Pick out each line of the records in which the word "Share" appears.

-- Materials provided follows --

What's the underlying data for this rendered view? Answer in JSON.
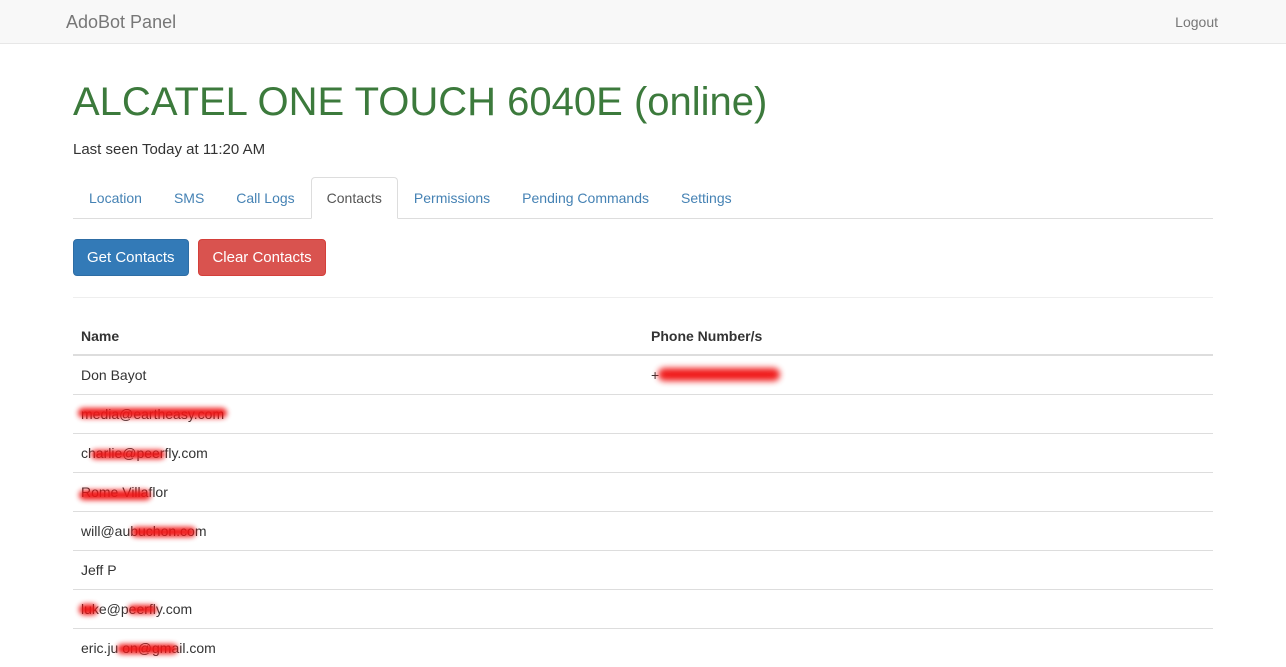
{
  "navbar": {
    "brand": "AdoBot Panel",
    "logout_label": "Logout"
  },
  "header": {
    "title": "ALCATEL ONE TOUCH 6040E (online)",
    "subtitle": "Last seen Today at 11:20 AM",
    "title_color": "#3c7a3c"
  },
  "tabs": [
    {
      "label": "Location",
      "active": false
    },
    {
      "label": "SMS",
      "active": false
    },
    {
      "label": "Call Logs",
      "active": false
    },
    {
      "label": "Contacts",
      "active": true
    },
    {
      "label": "Permissions",
      "active": false
    },
    {
      "label": "Pending Commands",
      "active": false
    },
    {
      "label": "Settings",
      "active": false
    }
  ],
  "toolbar": {
    "get_contacts_label": "Get Contacts",
    "clear_contacts_label": "Clear Contacts",
    "primary_color": "#337ab7",
    "danger_color": "#d9534f"
  },
  "table": {
    "columns": [
      "Name",
      "Phone Number/s"
    ],
    "rows": [
      {
        "name": "Don Bayot",
        "phone": "+",
        "name_redacted": false,
        "phone_redacted": true
      },
      {
        "name": "media@eartheasy.com",
        "phone": "",
        "name_redacted": true,
        "phone_redacted": false
      },
      {
        "name": "charlie@peerfly.com",
        "phone": "",
        "name_redacted": true,
        "phone_redacted": false
      },
      {
        "name": "Rome Villaflor",
        "phone": "",
        "name_redacted": true,
        "phone_redacted": false
      },
      {
        "name": "will@aubuchon.com",
        "phone": "",
        "name_redacted": true,
        "phone_redacted": false
      },
      {
        "name": "Jeff P",
        "phone": "",
        "name_redacted": false,
        "phone_redacted": false
      },
      {
        "name": "luke@peerfly.com",
        "phone": "",
        "name_redacted": true,
        "phone_redacted": false
      },
      {
        "name": "eric.ju          on@gmail.com",
        "phone": "",
        "name_redacted": true,
        "phone_redacted": false
      }
    ]
  },
  "redaction_color": "#f01414"
}
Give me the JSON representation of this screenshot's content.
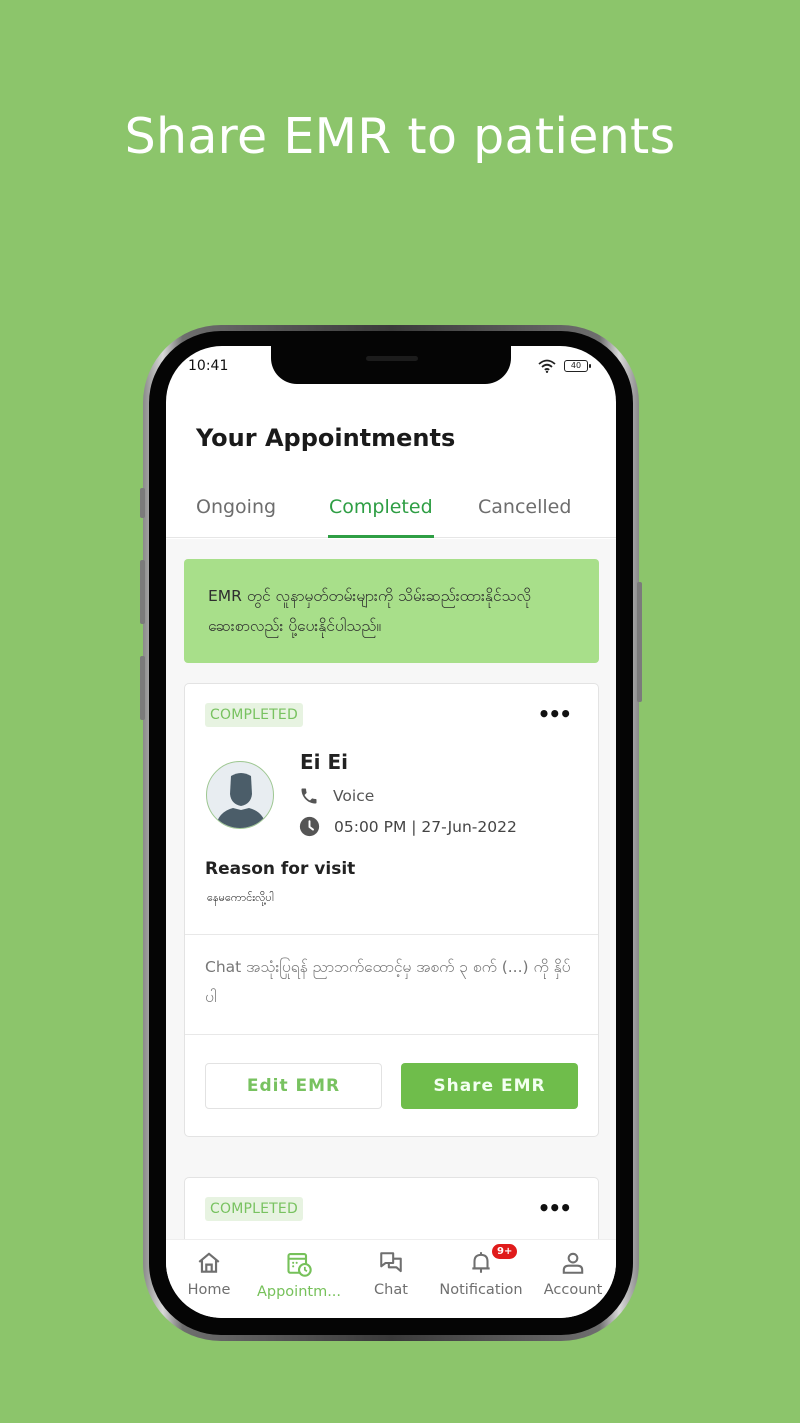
{
  "headline": "Share EMR to patients",
  "status_bar": {
    "time": "10:41",
    "battery": "40"
  },
  "page_title": "Your Appointments",
  "tabs": [
    {
      "label": "Ongoing"
    },
    {
      "label": "Completed",
      "active": true
    },
    {
      "label": "Cancelled"
    }
  ],
  "banner": {
    "text": "EMR တွင် လူနာမှတ်တမ်းများကို သိမ်းဆည်းထားနိုင်သလို ဆေးစာလည်း ပို့ပေးနိုင်ပါသည်။"
  },
  "appointments": [
    {
      "status": "COMPLETED",
      "more_label": "•••",
      "patient_name": "Ei Ei",
      "call_type": "Voice",
      "datetime": "05:00 PM | 27-Jun-2022",
      "reason_label": "Reason for visit",
      "reason_value": "နေမကောင်းလို့ပါ",
      "chat_note": "Chat အသုံးပြုရန် ညာဘက်ထောင့်မှ အစက် ၃ စက် (...) ကို နှိပ်ပါ",
      "edit_label": "Edit EMR",
      "share_label": "Share EMR"
    },
    {
      "status": "COMPLETED",
      "more_label": "•••"
    }
  ],
  "bottom_nav": [
    {
      "label": "Home",
      "icon": "home-icon"
    },
    {
      "label": "Appointm...",
      "icon": "calendar-clock-icon",
      "active": true
    },
    {
      "label": "Chat",
      "icon": "chat-icon"
    },
    {
      "label": "Notification",
      "icon": "bell-icon",
      "badge": "9+"
    },
    {
      "label": "Account",
      "icon": "user-icon"
    }
  ],
  "colors": {
    "background": "#8cc56b",
    "accent": "#2e9e44",
    "primary_button": "#6fbd4b",
    "banner": "#a8df8a",
    "badge_bg": "#e7f3e1",
    "notification_badge": "#e01b1b"
  }
}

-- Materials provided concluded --

Exercise answer:
  "headline": "Share EMR to patients",
      "share_label": "Share EMR"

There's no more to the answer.